For the residents of Lakeshore, Ontario, the black fungus caking their homes was a problem, and they blamed the local distillery. For James Scott, the Sherlock Holmes of fungi, the identity of the unsightly mold was a mystery waiting to be solved. And for Adam Rogers, senior editor at WIRED, Scott’s quest was a story that needed to be told. Rogers spent three days tailing the fungus detective, and the result is a beautiful, sensory, fungal whodunit, with a brief history of alcohol on the side.

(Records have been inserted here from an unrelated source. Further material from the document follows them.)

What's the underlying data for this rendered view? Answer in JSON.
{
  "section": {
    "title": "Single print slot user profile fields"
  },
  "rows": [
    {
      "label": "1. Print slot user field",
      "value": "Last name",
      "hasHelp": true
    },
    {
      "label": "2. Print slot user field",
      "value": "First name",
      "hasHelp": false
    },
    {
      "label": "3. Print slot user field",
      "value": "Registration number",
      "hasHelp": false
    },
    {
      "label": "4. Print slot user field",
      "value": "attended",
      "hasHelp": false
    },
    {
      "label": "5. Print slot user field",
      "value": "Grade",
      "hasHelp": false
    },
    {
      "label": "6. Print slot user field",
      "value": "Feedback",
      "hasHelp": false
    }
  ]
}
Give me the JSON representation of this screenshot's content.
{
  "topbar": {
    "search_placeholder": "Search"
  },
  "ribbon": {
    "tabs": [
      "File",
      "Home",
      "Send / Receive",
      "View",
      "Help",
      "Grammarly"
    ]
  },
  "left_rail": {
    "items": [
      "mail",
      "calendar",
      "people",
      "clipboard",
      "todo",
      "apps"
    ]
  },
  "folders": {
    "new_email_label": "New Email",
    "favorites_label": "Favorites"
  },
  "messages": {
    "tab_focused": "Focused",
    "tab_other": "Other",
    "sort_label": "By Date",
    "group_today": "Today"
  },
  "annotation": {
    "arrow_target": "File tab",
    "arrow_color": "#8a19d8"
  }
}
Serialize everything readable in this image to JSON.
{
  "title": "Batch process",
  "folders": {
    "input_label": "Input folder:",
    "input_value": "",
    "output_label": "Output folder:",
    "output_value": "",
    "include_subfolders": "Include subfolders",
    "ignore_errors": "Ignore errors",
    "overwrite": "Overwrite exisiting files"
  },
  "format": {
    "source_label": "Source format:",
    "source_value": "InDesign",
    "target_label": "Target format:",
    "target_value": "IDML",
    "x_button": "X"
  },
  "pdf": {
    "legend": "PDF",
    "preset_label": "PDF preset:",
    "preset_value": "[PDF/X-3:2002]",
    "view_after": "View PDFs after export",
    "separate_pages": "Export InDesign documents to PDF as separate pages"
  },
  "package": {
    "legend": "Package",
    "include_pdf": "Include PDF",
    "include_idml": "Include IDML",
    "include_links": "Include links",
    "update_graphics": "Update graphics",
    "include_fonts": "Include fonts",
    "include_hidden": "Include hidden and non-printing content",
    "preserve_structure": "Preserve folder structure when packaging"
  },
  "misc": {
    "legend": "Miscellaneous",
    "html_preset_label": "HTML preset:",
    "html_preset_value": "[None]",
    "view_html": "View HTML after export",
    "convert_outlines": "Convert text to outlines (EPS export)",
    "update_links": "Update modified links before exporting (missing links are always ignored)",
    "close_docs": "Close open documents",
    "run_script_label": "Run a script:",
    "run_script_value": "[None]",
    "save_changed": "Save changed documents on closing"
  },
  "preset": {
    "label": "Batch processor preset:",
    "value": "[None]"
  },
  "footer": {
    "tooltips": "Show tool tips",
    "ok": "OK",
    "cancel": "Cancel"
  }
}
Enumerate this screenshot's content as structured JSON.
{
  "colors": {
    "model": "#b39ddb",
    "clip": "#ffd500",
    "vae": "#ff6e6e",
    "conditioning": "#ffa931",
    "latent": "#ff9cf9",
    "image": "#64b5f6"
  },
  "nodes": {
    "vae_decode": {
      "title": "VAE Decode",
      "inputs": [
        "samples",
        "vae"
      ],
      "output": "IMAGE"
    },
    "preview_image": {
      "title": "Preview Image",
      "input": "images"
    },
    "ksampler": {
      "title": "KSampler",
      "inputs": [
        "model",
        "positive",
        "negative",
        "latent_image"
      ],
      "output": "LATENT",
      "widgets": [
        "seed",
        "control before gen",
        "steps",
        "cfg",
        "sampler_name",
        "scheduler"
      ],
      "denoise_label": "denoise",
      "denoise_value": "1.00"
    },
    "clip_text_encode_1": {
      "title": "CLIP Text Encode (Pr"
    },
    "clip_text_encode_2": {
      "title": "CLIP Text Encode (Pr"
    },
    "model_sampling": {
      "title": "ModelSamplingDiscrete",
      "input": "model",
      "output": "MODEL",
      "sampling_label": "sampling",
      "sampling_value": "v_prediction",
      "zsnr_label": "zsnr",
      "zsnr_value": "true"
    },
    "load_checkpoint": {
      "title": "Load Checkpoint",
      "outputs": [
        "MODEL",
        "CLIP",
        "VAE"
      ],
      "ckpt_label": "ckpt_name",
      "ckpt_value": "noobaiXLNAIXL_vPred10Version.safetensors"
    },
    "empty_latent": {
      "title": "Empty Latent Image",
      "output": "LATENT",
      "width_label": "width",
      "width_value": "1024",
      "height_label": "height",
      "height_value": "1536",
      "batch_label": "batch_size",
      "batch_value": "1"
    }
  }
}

I was recently asked if I wanted to contribute anything to the Open Notebook, a site where science writers write about science writing. It specialises in taking big, important stories and dissecting how they were conceived, crafted and refined. It’s about the stories behind the stories. I’ve been a fan of the Open Notebook from the beginning. Not only does it highlight the best science writing around but we get a wonderful look at how the best professionals in the field do their work. It’s an antidote to the caricature of the lazy, uninformed science journalist, and it helps those of us who care about the profession to aspire to higher standards. When I was thinking which story to delve into, Adam’s whiskey tale was an obvious choice. It was one of my favourite pieces of the year. All of the elements of a great science feature are here. It’s a story, not a review, and it uses a compelling central character to explore the fascinating and overlooked world of fungal science. The explanatory element is crystal clear without skimping on detail. The prose is vivid with sensory detail and has a light, lilting cadence to it. And more than any piece I have recently read, it bares open the process of science, and the curiosity and passion that drives its practitioners. It’s science as a quest: frustrating and never-ending, but always captivating. Check out Adam’s story if you haven’t already, and then read about how he built it at the Open Notebook. Image by Shadle